Now, I understand this isn’t always possible. But, if you are using trail cameras to pattern deer, or to identify and get an inventory of bucks, you want to avoid facing the camera towards the sun when pictures will be most prevalent. Odds are most of your photos will come in either the morning or evening (when they aren’t during the middle of the night), so facing the camera east or west could bring a couple different negatives to the table. What happens to me when I face a camera in this direction is that I seem to get a lot of false images. I don’t know if that’s from the sun triggering the camera somehow, but it happens often. The other negative is when you do get a buck in front of your camera, there is a chance the sun could be beaming into the lens, and have the same effect as if you were trying to look straight into the sun. You may not be able to identify a certain buck, and that can be frustrating. Obviously, the sun rises in the east, makes it way south, and sets in the west. If you want to avoid any interference, when possible, get those cameras facing north.
Utilize Scrapes All Year
Scrapes are a very underrated method of obtaining trail camera pictures outside of October and November. If you want to increase your trail camera photos, scrapes are a great way to do it, all throughout the year. Even though bucks may not be physically scraping in the summer or post rut, they still use licking branches as a communication method. I have gotten some great trail camera pictures of bucks hitting a licking branch in the summer, fall, and winter months.
Have Your Camera Set For The Right Situation
I have often seen where people have their trail camera set up for the wrong situation. I’ve done it many times too, but it can be easily fixed. There is a major difference between setting up a trail camera over a trail and over a mineral or bait site. When it comes to that mineral or bait site, deer should be standing in front of the camera for longer durations of time. Because of this, it’s much easier to know where you should place your camera. You shouldn’t have to worry about a deer moving through quickly, and only capturing the hind quarter in a picture. Where you need to think about this more is when you have your trail camera placed over or on a trail, pinch point, etc. If you have your camera facing so that deer are most likely to come by it left to right, you might end up with a better chance of having a blurry picture, or not getting the full deer in the frame. What I like to try and do when possible, is to face the camera so the deer would be walking at it. This allows more time for the deer to be in the detection zone, and hopefully, will yield higher quality photos.
Don’t Check Your Cameras As Often
If you’re looking to improve your trail camera photos, one simple way might just be to not check your camera as often. In most cases, the more you check your camera, the more pressure you put on the deer, and the less often they will want to visit where they smell you (aka by your camera). By not checking your trail camera as often, it should hopefully encourage more daylight movement as well.

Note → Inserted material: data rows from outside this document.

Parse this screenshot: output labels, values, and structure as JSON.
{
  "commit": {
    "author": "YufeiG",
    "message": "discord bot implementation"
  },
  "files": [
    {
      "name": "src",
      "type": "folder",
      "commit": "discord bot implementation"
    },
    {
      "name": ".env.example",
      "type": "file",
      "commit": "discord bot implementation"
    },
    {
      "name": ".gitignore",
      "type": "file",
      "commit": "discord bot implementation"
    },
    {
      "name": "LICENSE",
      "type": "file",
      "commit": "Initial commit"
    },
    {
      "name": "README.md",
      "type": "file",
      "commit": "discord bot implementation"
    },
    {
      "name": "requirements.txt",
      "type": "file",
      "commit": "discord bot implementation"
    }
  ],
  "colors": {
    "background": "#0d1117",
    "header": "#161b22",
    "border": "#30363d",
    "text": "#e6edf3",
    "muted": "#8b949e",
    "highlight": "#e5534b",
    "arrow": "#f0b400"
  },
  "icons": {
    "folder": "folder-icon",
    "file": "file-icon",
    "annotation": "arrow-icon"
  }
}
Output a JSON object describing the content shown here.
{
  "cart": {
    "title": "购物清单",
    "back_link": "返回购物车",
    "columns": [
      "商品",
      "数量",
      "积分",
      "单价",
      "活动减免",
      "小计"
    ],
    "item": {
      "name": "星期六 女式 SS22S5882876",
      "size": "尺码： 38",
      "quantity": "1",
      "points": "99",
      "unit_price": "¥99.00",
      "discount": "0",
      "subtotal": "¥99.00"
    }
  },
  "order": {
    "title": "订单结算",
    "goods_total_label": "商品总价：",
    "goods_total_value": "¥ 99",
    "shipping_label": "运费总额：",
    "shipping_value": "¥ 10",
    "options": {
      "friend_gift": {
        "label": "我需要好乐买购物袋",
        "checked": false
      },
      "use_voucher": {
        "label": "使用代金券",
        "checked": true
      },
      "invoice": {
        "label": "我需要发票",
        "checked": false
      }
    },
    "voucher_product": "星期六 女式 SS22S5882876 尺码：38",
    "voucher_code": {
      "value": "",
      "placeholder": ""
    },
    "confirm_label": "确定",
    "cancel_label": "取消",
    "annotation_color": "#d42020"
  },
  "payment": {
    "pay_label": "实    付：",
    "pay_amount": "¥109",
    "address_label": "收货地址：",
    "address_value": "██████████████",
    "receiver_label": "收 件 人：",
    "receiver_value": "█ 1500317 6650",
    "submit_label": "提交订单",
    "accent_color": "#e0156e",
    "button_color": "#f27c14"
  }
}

Everyone strives to get those amazing trail camera pictures, right? We all want that perfect picture with a big buck smack dab in the middle of the frame. If you aren’t getting the pictures you desire, take a step back and see how you could improve. It might just be one of these four things!
featured image via Flatline Whitetails